[Website and app data records]
Segment Open

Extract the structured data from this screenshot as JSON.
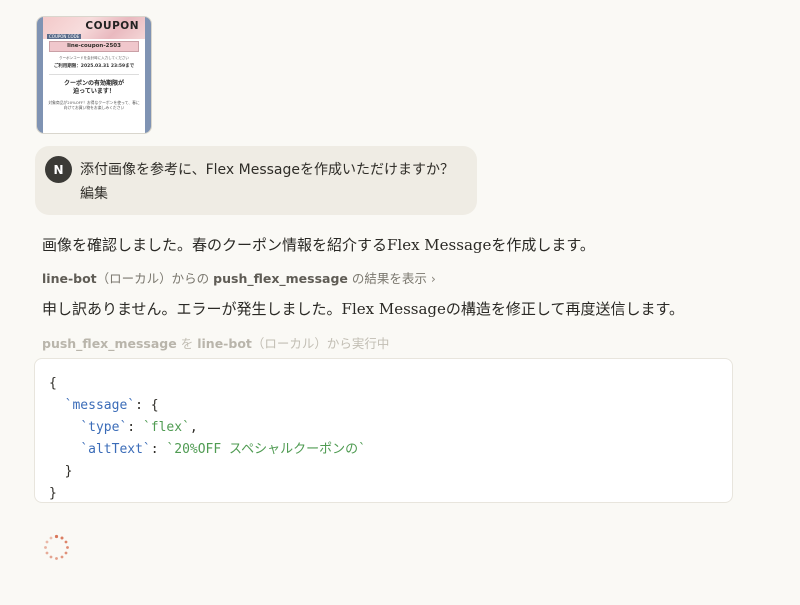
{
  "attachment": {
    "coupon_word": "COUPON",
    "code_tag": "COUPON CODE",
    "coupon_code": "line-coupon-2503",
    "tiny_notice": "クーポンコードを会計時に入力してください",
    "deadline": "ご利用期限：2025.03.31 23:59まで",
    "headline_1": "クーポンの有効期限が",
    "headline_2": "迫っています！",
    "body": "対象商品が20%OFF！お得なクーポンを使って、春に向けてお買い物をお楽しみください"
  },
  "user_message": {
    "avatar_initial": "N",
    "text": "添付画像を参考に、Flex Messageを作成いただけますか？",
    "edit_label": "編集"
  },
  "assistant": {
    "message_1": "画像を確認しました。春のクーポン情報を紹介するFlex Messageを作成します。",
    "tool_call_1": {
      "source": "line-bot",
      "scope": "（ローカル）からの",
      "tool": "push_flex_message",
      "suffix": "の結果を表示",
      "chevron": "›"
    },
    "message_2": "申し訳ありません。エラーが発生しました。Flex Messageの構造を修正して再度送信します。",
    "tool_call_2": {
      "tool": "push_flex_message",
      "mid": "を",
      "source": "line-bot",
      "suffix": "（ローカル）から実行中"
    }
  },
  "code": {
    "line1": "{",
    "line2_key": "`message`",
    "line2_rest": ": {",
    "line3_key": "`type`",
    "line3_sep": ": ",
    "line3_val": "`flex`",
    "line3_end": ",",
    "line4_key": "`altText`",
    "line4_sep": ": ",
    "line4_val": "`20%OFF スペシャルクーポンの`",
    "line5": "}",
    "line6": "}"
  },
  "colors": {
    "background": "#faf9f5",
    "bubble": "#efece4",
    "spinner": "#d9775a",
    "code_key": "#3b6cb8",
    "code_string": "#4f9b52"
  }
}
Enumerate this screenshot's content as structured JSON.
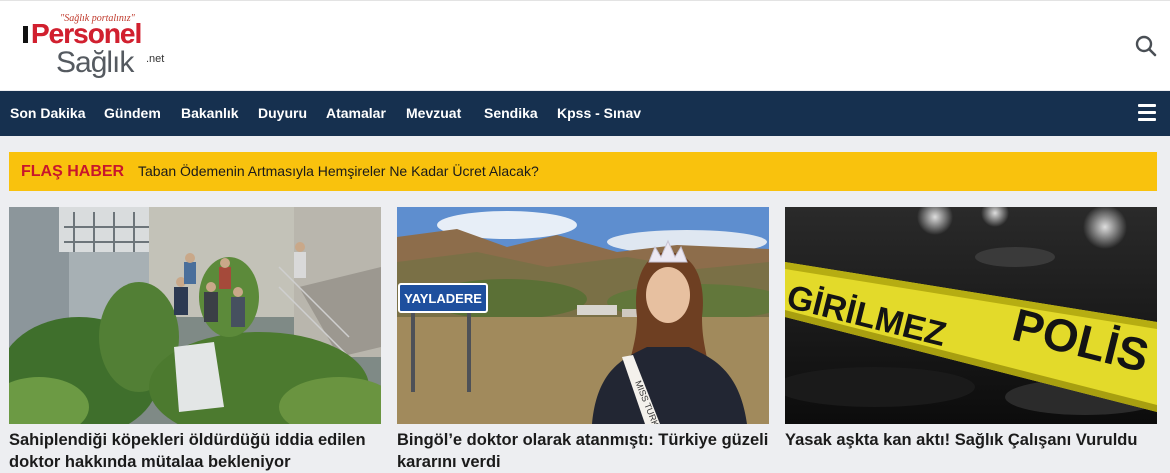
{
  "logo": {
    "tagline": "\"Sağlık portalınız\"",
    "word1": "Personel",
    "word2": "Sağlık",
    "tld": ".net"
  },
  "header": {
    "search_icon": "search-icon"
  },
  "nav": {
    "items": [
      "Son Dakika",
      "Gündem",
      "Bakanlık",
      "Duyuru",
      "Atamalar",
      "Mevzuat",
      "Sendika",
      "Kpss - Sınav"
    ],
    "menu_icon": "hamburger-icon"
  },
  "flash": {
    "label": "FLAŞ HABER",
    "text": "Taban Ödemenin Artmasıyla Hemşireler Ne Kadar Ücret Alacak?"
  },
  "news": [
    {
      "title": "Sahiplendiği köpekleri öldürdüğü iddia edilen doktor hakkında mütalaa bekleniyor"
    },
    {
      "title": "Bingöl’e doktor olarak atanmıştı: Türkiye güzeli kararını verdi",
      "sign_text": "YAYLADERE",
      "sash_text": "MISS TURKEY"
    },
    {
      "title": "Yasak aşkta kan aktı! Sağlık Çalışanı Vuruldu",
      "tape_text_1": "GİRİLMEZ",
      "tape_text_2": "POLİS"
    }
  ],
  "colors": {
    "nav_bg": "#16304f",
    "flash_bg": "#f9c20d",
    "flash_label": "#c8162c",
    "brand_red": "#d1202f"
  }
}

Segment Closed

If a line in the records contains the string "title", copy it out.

Result of this exercise
      "title": "Sahiplendiği köpekleri öldürdüğü iddia edilen doktor hakkında mütalaa bekleniyor"
      "title": "Bingöl’e doktor olarak atanmıştı: Türkiye güzeli kararını verdi",
      "title": "Yasak aşkta kan aktı! Sağlık Çalışanı Vuruldu",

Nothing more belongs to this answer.